• _WORK ITEM_
Go through the records line by line and work out how many lines hold the word "value". Answer with the number only.
=== SUPPLIED MATERIAL ===
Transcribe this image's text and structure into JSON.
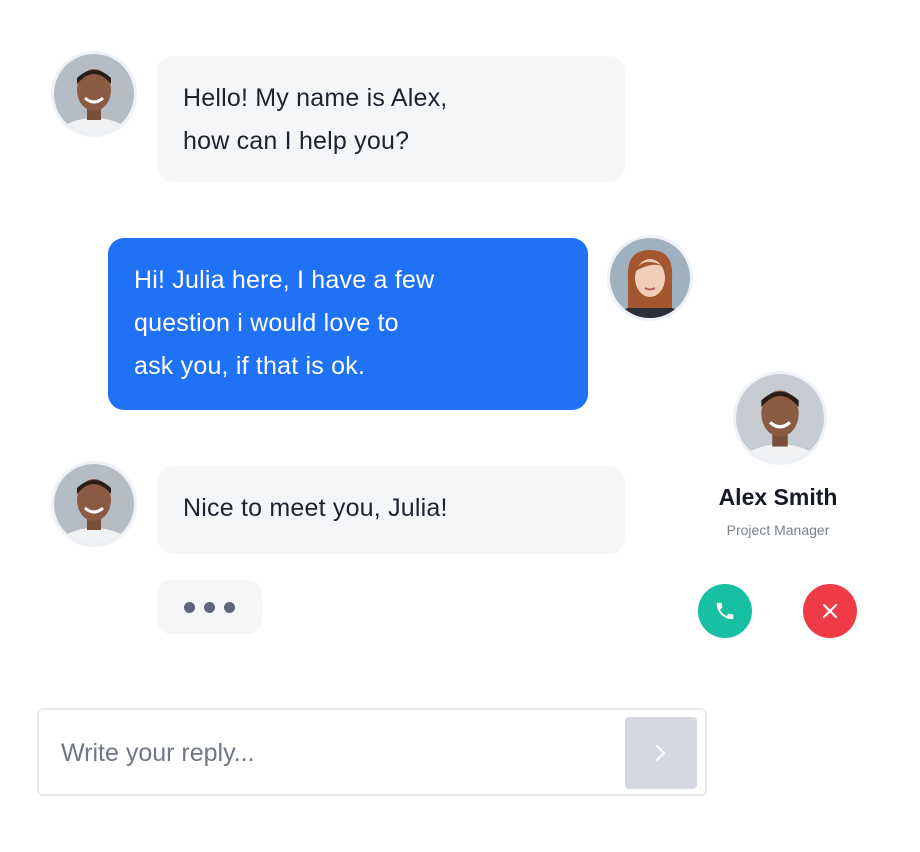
{
  "messages": [
    {
      "from": "Alex",
      "lines": [
        "Hello! My name is Alex,",
        "how can I help you?"
      ]
    },
    {
      "from": "Julia",
      "lines": [
        "Hi! Julia here, I have a few",
        "question i would love to",
        "ask you, if that is ok."
      ]
    },
    {
      "from": "Alex",
      "lines": [
        "Nice to meet you, Julia!"
      ]
    }
  ],
  "contact": {
    "name": "Alex Smith",
    "role": "Project Manager"
  },
  "composer": {
    "placeholder": "Write your reply...",
    "value": ""
  },
  "colors": {
    "accent": "#1f72f5",
    "incoming_bubble": "#f5f6f8",
    "call": "#17bfa3",
    "decline": "#ef3b45",
    "send_disabled": "#d5d8e0"
  },
  "icons": {
    "call": "phone-icon",
    "decline": "close-icon",
    "send": "chevron-right-icon",
    "typing": "typing-indicator"
  }
}
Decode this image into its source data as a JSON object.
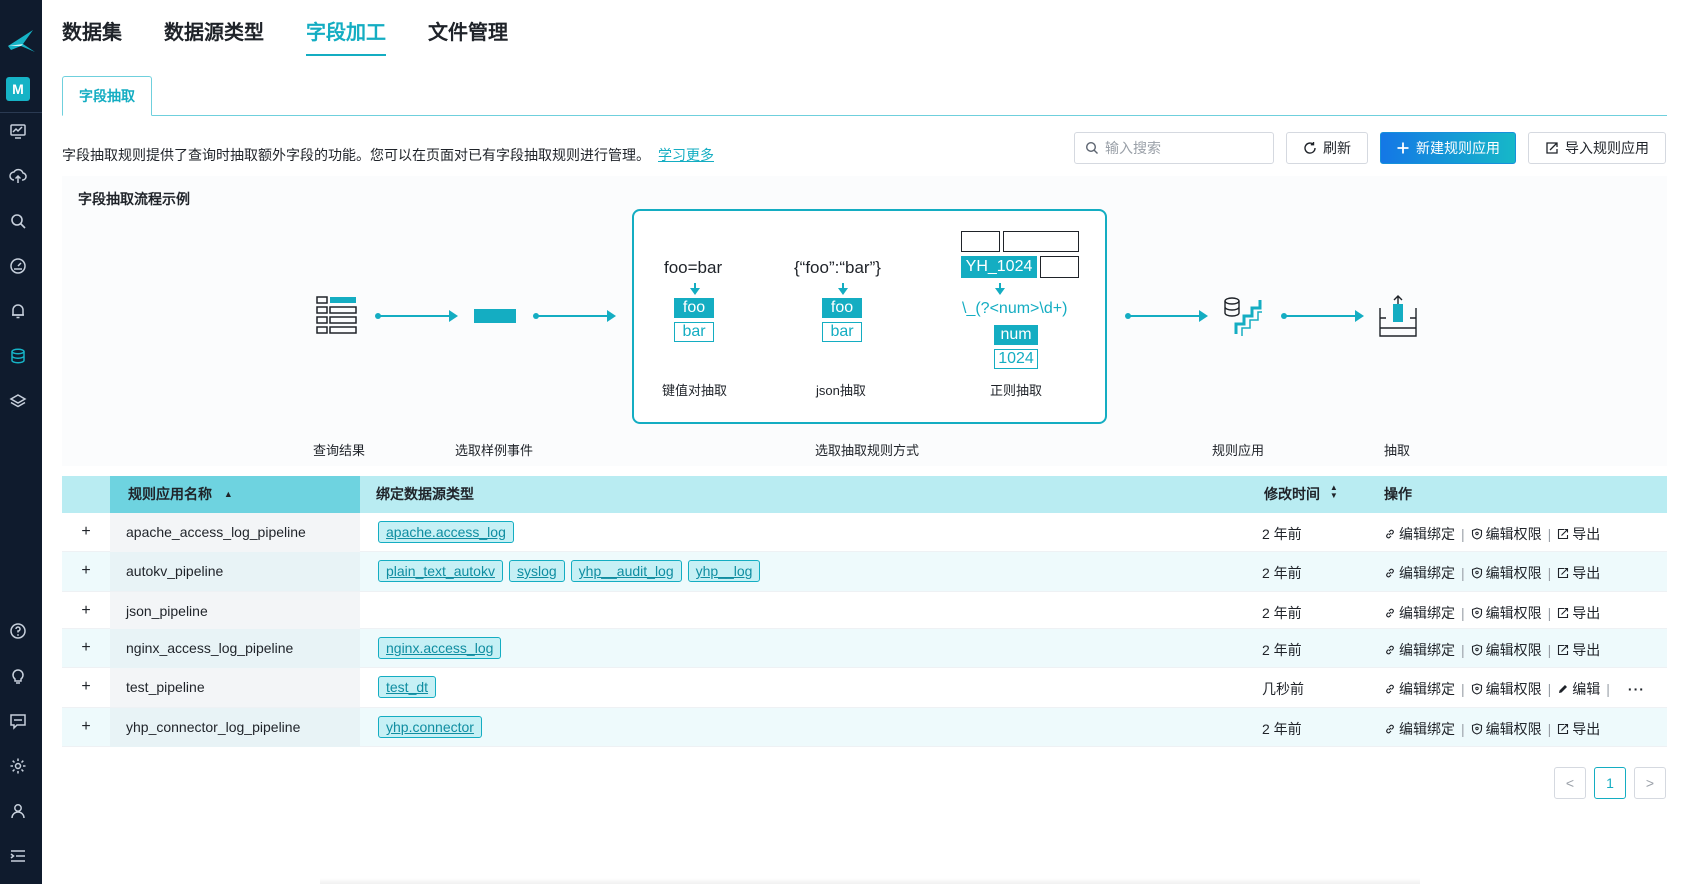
{
  "sidebar": {
    "avatar_letter": "M",
    "icons": [
      "dashboard-icon",
      "upload-icon",
      "search-icon",
      "gauge-icon",
      "bell-icon",
      "database-icon",
      "layers-icon",
      "help-icon",
      "bulb-icon",
      "chat-icon",
      "settings-icon",
      "user-icon",
      "collapse-icon"
    ]
  },
  "topnav": {
    "items": [
      "数据集",
      "数据源类型",
      "字段加工",
      "文件管理"
    ],
    "active": "字段加工"
  },
  "subtab": {
    "label": "字段抽取"
  },
  "description": {
    "text": "字段抽取规则提供了查询时抽取额外字段的功能。您可以在页面对已有字段抽取规则进行管理。",
    "link": "学习更多"
  },
  "toolbar": {
    "search_placeholder": "输入搜索",
    "refresh": "刷新",
    "new_rule": "新建规则应用",
    "import_rule": "导入规则应用"
  },
  "diagram": {
    "title": "字段抽取流程示例",
    "kv": {
      "input": "foo=bar",
      "key": "foo",
      "value": "bar",
      "caption": "键值对抽取"
    },
    "json": {
      "input": "{“foo”:“bar”}",
      "key": "foo",
      "value": "bar",
      "caption": "json抽取"
    },
    "regex": {
      "input": "YH_1024",
      "pattern": "\\_(?<num>\\d+)",
      "key": "num",
      "value": "1024",
      "caption": "正则抽取"
    },
    "stages": [
      "查询结果",
      "选取样例事件",
      "选取抽取规则方式",
      "规则应用",
      "抽取"
    ]
  },
  "table": {
    "headers": {
      "name": "规则应用名称",
      "datasource": "绑定数据源类型",
      "time": "修改时间",
      "ops": "操作"
    },
    "op_labels": {
      "bind": "编辑绑定",
      "perm": "编辑权限",
      "export": "导出",
      "edit": "编辑",
      "more": "···"
    },
    "rows": [
      {
        "name": "apache_access_log_pipeline",
        "tags": [
          "apache.access_log"
        ],
        "time": "2 年前"
      },
      {
        "name": "autokv_pipeline",
        "tags": [
          "plain_text_autokv",
          "syslog",
          "yhp__audit_log",
          "yhp__log"
        ],
        "time": "2 年前"
      },
      {
        "name": "json_pipeline",
        "tags": [],
        "time": "2 年前"
      },
      {
        "name": "nginx_access_log_pipeline",
        "tags": [
          "nginx.access_log"
        ],
        "time": "2 年前"
      },
      {
        "name": "test_pipeline",
        "tags": [
          "test_dt"
        ],
        "time": "几秒前"
      },
      {
        "name": "yhp_connector_log_pipeline",
        "tags": [
          "yhp.connector"
        ],
        "time": "2 年前"
      }
    ]
  },
  "pagination": {
    "prev": "<",
    "current": "1",
    "next": ">"
  },
  "colors": {
    "accent": "#14adc2",
    "sidebar": "#0f1b2d",
    "header": "#b9ecf2"
  }
}
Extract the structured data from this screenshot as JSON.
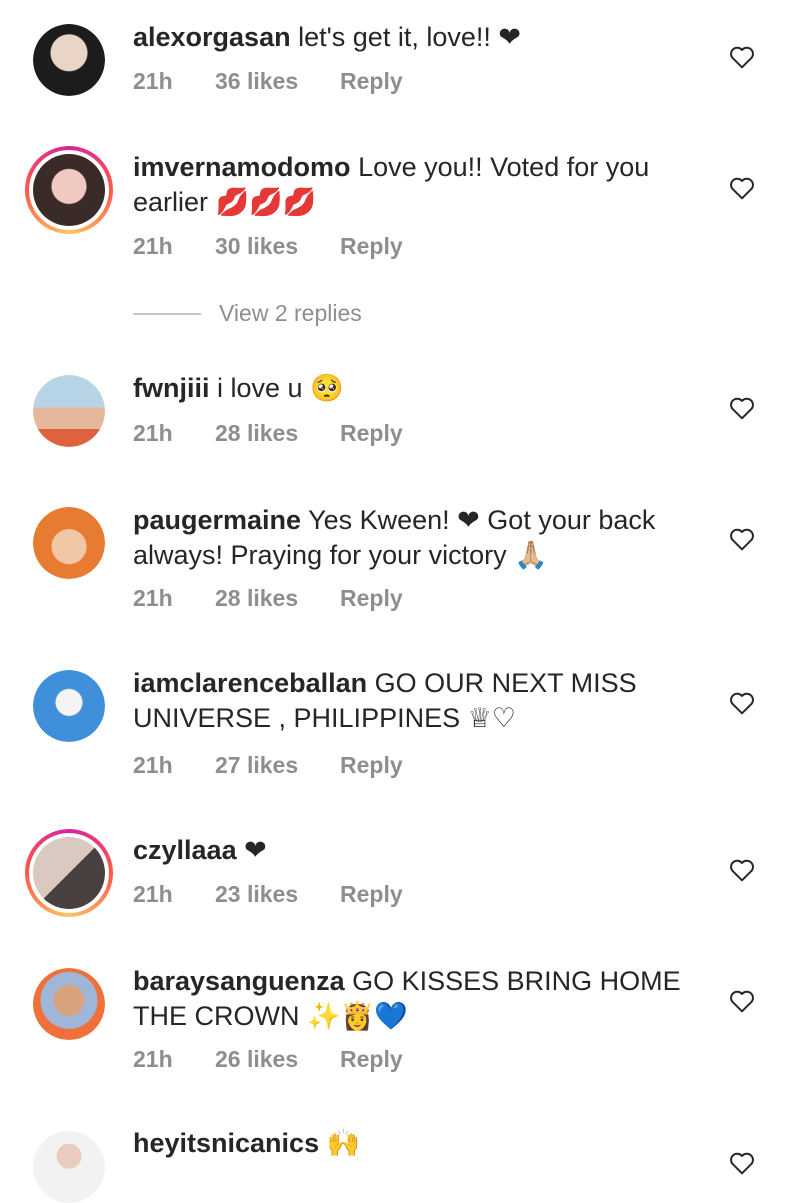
{
  "comments": [
    {
      "username": "alexorgasan",
      "text": "let's get it, love!! ❤",
      "time": "21h",
      "likes": "36 likes",
      "reply": "Reply"
    },
    {
      "username": "imvernamodomo",
      "text": "Love you!! Voted for you earlier 💋💋💋",
      "time": "21h",
      "likes": "30 likes",
      "reply": "Reply",
      "view_replies": "View 2 replies"
    },
    {
      "username": "fwnjiii",
      "text": "i love u 🥺",
      "time": "21h",
      "likes": "28 likes",
      "reply": "Reply"
    },
    {
      "username": "paugermaine",
      "text": "Yes Kween! ❤ Got your back always! Praying for your victory 🙏🏼",
      "time": "21h",
      "likes": "28 likes",
      "reply": "Reply"
    },
    {
      "username": "iamclarenceballan",
      "text": "GO OUR NEXT MISS UNIVERSE , PHILIPPINES ♕♡",
      "time": "21h",
      "likes": "27 likes",
      "reply": "Reply"
    },
    {
      "username": "czyllaaa",
      "text": "❤",
      "time": "21h",
      "likes": "23 likes",
      "reply": "Reply"
    },
    {
      "username": "baraysanguenza",
      "text": "GO KISSES BRING HOME THE CROWN ✨👸💙",
      "time": "21h",
      "likes": "26 likes",
      "reply": "Reply"
    },
    {
      "username": "heyitsnicanics",
      "text": "🙌",
      "time": "",
      "likes": "",
      "reply": ""
    }
  ],
  "colors": {
    "text": "#262626",
    "meta": "#8e8e8e",
    "heart_red": "#ed4956"
  },
  "icons": {
    "like": "heart-outline-icon"
  }
}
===
• _TASK RESPONSE_
4